Domestic Coal rail traffic was down 5.4% in week ended Dec. 10

The amount of coal moving over United States railroads for the week ended Dec. 10 was down 5.4% from the same period in 2015, according to the Association of American Railroads (AAR).

AAR reported Dec. 14 that 87,929 carloads of coal moved over the nation’s railroads during the week of Dec. 10.

Year-to-date U.S. coal rail traffic has amounted to more than 3.85 million carloads for a weekly average of 78,697 carloads. That is a 21.4% reduction from the levels recorded during the same period in 2015, according to AAR.

The patterns are similar for North American coal rail traffic as a whole.

During the week ended Dec. 10, 94,945 cars of coal moved over rail lines in North America. That’s down 5.7% from the same week in 2015. The cumulative North American figure for the year-to-date is slightly more than 4.2 million carloads. That’s an average of 85,810 carloads, which is down 20.7% from the same period in 2015.

Coal, however, remains the single largest commodity moving by rail in both the United States and North America, according to the AAR figures.

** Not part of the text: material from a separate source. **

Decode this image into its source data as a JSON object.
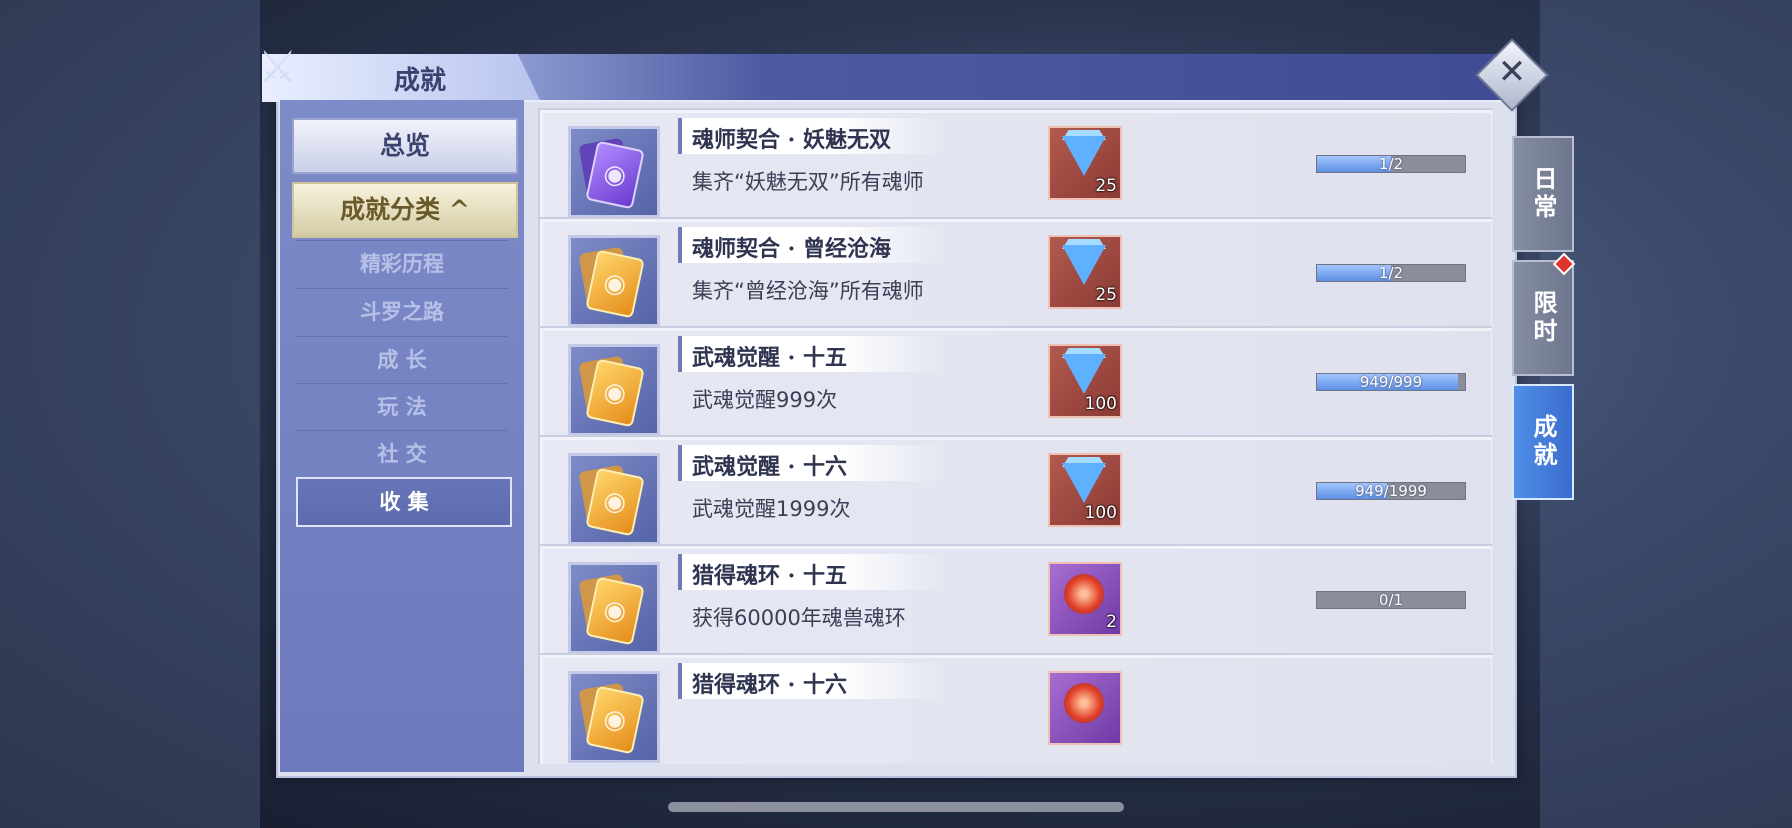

About Wayne Barber 4201 Articles
Wayne Barber, Chief Analyst for the GenerationHub, has been covering power generation, energy and natural resources issues at national publications for more than 20 years. Prior to joining PennWell he was editor of Generation Markets Week at SNL Financial for nine years. He has also worked as a business journalist at both McGraw-Hill and Financial Times Energy. Wayne also worked as a newspaper reporter for several years. During his career has visited nuclear reactors and coal mines as well as coal and natural gas power plants. Wayne can be reached at